Copy each line in the data below that contains the word "Collections".

◆ Supplied information:
——————

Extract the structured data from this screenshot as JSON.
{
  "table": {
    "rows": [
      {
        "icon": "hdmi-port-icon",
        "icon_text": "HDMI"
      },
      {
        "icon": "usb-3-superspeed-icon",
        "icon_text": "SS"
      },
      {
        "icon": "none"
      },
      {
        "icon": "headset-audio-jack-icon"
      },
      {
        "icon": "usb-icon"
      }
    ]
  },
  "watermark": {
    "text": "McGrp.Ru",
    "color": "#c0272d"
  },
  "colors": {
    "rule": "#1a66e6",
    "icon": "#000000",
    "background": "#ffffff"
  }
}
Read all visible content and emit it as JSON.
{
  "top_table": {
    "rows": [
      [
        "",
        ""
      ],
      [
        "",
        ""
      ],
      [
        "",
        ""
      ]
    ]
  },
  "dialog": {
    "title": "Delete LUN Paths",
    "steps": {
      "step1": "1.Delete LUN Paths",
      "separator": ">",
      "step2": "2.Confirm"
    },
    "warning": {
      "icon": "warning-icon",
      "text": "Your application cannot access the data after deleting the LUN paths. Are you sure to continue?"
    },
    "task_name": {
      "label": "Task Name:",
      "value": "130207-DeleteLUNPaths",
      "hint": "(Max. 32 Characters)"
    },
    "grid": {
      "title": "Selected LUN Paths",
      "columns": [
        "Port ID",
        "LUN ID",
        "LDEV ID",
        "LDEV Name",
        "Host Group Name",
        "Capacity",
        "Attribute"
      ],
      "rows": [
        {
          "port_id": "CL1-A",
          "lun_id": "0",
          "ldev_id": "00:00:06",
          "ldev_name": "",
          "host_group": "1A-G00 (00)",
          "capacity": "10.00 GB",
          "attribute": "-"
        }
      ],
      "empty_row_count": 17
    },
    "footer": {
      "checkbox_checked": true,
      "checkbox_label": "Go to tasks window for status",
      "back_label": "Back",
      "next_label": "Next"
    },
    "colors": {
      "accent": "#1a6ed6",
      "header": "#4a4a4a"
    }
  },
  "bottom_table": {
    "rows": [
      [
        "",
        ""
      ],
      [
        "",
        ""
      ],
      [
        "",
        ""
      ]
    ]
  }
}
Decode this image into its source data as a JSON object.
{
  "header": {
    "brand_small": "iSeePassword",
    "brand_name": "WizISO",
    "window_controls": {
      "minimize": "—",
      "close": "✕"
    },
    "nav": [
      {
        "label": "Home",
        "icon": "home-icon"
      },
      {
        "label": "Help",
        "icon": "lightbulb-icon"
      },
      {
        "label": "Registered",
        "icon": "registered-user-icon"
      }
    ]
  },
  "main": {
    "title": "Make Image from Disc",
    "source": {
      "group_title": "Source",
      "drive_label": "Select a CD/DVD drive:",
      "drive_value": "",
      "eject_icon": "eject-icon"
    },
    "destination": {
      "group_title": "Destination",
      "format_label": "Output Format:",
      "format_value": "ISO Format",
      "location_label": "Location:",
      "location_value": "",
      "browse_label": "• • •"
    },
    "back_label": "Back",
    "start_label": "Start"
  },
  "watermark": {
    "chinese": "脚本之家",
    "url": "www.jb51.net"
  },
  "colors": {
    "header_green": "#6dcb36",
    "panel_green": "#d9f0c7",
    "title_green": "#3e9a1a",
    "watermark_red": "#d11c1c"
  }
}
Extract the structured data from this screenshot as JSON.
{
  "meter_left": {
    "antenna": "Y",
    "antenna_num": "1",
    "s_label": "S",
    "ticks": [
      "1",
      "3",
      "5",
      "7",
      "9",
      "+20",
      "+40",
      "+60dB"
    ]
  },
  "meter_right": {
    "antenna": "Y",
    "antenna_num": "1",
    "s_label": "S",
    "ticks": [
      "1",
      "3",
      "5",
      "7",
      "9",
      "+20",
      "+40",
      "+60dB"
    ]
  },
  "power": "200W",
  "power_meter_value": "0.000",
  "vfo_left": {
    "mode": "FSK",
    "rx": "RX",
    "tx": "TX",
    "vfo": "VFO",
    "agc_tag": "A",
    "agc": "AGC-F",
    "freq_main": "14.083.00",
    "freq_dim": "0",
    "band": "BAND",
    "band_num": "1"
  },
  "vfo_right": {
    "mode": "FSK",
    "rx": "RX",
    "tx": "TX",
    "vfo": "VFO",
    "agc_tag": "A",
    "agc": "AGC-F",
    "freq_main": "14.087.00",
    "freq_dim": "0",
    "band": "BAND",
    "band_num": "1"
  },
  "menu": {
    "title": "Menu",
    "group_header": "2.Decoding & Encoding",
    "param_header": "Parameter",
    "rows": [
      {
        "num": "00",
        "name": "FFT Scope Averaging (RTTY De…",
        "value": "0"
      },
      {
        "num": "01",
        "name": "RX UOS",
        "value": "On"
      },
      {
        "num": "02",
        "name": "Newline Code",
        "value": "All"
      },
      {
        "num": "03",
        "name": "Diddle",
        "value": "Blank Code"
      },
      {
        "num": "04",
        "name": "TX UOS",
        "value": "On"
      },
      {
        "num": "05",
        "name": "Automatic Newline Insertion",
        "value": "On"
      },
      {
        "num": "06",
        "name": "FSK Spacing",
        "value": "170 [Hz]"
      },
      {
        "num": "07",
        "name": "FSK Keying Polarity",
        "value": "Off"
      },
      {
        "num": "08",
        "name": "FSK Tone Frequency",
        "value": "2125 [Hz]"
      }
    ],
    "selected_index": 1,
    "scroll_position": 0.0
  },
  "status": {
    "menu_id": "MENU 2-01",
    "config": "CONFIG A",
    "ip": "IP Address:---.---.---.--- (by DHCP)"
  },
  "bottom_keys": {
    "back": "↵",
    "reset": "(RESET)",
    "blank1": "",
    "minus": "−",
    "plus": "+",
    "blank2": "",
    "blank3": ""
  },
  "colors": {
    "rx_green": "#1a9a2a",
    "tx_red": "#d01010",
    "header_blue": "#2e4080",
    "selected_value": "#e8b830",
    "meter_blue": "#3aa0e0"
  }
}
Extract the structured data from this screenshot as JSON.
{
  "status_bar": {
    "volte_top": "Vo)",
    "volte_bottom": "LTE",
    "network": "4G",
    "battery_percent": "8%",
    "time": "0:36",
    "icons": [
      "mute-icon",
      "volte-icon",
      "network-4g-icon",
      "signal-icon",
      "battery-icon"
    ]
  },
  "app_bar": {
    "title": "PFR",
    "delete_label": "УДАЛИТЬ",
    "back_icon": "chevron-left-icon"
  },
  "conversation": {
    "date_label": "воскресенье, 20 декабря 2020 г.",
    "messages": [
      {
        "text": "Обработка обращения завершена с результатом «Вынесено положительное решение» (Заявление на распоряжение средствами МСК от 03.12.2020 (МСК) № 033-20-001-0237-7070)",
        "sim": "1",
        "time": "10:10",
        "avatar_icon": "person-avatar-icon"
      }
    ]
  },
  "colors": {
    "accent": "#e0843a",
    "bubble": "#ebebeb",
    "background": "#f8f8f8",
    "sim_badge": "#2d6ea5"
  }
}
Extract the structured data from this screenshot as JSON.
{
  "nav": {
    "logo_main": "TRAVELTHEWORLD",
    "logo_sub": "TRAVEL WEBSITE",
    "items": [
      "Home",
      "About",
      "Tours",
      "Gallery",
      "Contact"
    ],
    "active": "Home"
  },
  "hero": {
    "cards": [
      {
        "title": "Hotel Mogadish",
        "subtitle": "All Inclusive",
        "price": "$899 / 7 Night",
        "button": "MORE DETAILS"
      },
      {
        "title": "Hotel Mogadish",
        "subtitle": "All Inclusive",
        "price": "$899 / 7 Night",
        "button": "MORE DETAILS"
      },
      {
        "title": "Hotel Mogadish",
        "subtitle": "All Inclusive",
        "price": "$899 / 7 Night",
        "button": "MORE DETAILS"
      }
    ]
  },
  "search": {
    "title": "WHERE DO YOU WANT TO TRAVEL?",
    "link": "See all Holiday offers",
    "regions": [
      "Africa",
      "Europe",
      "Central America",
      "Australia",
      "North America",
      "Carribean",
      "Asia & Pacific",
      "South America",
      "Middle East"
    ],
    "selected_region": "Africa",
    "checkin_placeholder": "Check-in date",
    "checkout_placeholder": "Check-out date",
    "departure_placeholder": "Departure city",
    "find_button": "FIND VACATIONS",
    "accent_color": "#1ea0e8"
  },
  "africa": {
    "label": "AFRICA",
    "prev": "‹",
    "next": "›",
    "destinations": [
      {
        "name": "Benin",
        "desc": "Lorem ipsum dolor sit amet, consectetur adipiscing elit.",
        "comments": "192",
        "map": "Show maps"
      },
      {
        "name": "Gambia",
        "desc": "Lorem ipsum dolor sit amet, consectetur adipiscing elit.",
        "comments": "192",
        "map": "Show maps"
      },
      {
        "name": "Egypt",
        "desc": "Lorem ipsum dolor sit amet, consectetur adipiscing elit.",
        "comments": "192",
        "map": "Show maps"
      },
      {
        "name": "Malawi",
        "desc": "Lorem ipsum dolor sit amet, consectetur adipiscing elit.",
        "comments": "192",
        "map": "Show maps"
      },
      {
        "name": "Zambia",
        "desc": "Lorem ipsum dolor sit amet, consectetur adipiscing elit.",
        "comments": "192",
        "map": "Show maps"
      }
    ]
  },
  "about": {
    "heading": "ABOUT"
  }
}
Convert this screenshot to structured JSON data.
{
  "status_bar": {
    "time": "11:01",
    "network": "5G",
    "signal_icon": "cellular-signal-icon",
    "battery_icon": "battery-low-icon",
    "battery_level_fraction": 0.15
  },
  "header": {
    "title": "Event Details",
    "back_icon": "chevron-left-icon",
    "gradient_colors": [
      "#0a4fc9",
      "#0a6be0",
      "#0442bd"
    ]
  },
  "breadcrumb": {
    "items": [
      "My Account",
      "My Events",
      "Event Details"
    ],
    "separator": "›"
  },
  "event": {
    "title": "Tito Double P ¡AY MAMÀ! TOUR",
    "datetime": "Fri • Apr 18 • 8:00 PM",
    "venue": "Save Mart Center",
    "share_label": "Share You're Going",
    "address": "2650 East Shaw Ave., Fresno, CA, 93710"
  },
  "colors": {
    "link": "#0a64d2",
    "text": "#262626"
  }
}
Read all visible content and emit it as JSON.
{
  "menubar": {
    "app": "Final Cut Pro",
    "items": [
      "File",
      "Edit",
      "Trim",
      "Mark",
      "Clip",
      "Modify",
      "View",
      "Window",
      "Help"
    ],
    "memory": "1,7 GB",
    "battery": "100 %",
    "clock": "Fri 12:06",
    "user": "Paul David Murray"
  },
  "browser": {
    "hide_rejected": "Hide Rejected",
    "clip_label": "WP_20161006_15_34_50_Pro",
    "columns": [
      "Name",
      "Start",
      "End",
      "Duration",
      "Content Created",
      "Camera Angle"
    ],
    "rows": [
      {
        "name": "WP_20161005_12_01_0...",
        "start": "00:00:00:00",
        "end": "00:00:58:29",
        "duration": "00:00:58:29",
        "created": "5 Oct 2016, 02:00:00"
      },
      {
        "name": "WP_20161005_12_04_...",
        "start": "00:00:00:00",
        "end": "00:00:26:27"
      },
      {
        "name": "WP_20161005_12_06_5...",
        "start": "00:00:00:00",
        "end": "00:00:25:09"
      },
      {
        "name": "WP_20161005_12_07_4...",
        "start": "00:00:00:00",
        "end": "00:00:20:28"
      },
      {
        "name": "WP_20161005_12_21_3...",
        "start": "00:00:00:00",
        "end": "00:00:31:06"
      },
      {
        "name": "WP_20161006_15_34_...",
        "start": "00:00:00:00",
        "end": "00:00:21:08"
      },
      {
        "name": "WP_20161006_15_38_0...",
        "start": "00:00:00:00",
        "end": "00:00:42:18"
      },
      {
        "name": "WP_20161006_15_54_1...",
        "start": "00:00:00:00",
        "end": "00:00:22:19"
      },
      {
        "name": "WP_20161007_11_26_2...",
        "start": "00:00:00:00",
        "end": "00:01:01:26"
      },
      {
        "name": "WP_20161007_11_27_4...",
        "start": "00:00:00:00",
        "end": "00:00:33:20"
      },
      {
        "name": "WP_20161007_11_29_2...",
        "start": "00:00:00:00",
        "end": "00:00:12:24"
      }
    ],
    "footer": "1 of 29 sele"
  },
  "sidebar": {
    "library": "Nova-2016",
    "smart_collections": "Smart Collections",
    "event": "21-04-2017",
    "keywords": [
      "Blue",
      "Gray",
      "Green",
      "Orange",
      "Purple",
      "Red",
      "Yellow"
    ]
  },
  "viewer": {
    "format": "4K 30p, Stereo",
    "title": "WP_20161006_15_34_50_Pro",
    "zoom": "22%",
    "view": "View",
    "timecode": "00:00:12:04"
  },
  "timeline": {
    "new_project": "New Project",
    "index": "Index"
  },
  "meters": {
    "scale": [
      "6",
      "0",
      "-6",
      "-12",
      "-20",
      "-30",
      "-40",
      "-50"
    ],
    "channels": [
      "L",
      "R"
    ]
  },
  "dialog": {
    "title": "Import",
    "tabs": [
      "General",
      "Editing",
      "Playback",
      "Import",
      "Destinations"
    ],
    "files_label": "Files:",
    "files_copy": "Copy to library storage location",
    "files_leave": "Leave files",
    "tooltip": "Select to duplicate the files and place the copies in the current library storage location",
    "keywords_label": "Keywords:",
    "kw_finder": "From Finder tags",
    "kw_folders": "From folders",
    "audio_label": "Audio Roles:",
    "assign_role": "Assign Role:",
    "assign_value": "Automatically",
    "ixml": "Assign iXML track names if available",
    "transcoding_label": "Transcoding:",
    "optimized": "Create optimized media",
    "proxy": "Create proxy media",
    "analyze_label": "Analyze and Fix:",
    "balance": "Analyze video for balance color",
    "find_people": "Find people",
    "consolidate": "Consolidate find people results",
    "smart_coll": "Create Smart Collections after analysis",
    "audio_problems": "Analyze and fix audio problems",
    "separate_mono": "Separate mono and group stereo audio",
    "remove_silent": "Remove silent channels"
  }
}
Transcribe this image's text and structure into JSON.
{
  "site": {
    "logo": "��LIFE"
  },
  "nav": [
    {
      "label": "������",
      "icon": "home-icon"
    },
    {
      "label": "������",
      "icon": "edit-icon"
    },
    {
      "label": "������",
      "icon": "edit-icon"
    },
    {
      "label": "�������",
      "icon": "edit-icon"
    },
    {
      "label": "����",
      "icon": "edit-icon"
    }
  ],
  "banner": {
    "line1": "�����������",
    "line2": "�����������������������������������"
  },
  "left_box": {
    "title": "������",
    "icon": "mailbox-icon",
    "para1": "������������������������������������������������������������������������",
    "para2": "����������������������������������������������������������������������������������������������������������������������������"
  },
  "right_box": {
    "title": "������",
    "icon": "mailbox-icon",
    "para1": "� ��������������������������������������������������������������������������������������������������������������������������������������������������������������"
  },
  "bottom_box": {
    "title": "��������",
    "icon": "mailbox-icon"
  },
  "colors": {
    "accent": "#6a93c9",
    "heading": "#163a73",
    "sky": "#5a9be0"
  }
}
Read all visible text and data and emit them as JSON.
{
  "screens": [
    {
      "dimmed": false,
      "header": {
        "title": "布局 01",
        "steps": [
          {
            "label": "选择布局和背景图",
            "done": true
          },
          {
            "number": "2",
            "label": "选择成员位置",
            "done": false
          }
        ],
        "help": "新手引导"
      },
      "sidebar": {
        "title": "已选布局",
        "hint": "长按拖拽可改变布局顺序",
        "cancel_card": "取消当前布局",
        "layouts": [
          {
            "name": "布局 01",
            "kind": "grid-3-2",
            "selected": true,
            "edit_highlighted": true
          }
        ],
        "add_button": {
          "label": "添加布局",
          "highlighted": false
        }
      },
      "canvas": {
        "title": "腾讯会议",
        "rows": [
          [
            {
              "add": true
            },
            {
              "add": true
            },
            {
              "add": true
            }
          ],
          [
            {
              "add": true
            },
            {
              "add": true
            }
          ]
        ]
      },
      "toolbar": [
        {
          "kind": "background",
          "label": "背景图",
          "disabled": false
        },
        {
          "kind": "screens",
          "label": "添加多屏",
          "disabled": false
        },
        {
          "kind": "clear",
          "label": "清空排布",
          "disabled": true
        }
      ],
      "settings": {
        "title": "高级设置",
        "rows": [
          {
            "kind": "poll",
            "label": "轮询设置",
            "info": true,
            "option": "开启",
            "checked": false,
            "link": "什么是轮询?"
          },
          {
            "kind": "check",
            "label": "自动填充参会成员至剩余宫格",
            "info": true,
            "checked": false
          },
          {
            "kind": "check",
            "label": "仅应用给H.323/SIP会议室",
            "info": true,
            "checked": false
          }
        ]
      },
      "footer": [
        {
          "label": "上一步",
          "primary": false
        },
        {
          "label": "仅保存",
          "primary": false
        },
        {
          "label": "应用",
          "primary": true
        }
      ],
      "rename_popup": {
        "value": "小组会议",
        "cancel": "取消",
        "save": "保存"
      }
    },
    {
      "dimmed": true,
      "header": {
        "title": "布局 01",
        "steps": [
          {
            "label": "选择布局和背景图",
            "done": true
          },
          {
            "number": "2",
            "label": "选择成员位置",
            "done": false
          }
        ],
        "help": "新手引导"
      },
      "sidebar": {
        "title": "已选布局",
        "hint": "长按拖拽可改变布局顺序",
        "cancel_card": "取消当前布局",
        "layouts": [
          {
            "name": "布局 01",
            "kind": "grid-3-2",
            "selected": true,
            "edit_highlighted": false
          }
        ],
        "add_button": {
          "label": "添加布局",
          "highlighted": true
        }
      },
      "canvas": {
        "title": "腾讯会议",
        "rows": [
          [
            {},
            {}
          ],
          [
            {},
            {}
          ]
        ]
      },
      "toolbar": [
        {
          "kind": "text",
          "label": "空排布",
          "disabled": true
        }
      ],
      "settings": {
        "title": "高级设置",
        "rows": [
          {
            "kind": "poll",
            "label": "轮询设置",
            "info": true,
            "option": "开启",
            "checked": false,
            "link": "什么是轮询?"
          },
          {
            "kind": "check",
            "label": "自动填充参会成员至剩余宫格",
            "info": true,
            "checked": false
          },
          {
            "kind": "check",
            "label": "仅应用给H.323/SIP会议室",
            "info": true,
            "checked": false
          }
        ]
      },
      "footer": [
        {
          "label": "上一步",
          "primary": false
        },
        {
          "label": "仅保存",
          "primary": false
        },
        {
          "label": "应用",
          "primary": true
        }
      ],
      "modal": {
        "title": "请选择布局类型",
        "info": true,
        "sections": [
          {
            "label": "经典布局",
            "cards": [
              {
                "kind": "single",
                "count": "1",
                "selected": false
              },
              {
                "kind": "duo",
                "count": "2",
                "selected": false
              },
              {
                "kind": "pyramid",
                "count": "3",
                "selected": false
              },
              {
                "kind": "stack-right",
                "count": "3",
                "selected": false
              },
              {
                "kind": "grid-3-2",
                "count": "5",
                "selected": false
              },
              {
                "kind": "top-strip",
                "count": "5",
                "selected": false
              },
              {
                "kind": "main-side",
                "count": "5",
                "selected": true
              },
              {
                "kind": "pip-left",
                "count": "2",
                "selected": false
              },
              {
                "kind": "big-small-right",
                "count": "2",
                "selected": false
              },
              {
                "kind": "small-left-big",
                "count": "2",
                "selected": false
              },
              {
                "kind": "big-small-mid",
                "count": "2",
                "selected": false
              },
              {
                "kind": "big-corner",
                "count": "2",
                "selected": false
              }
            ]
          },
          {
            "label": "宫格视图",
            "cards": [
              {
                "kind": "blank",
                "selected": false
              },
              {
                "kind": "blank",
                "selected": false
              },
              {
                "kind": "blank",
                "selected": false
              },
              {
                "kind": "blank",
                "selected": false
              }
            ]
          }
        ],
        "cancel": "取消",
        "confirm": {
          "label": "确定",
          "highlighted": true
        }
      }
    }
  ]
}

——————

◆ Reply to the exercise:
    "smart_collections": "Smart Collections",
    "smart_coll": "Create Smart Collections after analysis",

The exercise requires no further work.